Algorithms use in the Criminal Justice System

25 Jun '19

A new report, released by the Technology and Law Public Policy Commission at the beginning of June, examines the challenges in the use of algorithms and suggests key recommendations.

Algorithms are becoming a way of life. Sitting in the background of the systems we use, they increasingly affect the information we see and the decisions we make.  Purchasing decisions, website personalisation, and suggestions and marketing on social networking sites are all driven by algorithms which harness our data to second guess our next move and make like easier for us.

Facebook now has facial recognition software which you can use to make it easy for you to automatically tag your friends. But think about that in the context of the justice system. Algorithms are already being used for facial recognition, DNA profiling, predictive crime mapping, and mobile data extraction.

Is it sufficient to rely on algorithms when the stakes are high?

As the commission notes “an uncritical reliance on technology could lead to wrong decisions that threaten human rights and undermine public trust in the justice system”.

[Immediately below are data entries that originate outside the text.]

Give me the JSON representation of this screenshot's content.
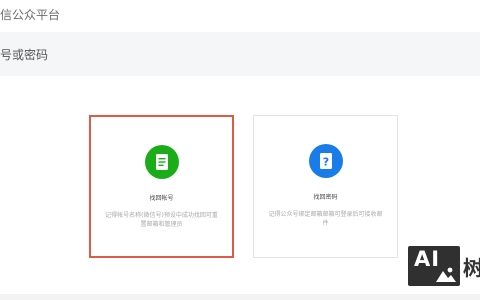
{
  "header": {
    "platform_title": "信公众平台"
  },
  "subheader": {
    "title": "号或密码"
  },
  "options": [
    {
      "title": "找回帐号",
      "description": "记得帐号名称(微信号)预设中成功找回可重置邮箱和管理员",
      "icon": "document-icon",
      "color": "#1aad19",
      "selected": true
    },
    {
      "title": "找回密码",
      "description": "记得公众号绑定邮箱邮箱可登录后可接收邮件",
      "icon": "question-icon",
      "color": "#1a7ce8",
      "selected": false
    }
  ],
  "watermark": {
    "logo_text": "AI",
    "char": "树"
  },
  "colors": {
    "selected_border": "#e05a4a",
    "page_bg": "#ffffff",
    "subheader_bg": "#f5f6f7"
  }
}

The Technology and Law Commission were created to explore the issue and held public evidence sessions and received input from expert contributors as well as other written submissions.

There is an excellent Executive Summary which highlights the key challenges and their recommendations. But you can also access the full report on the Law Society website.

It will be interesting to see how this work is taken forward.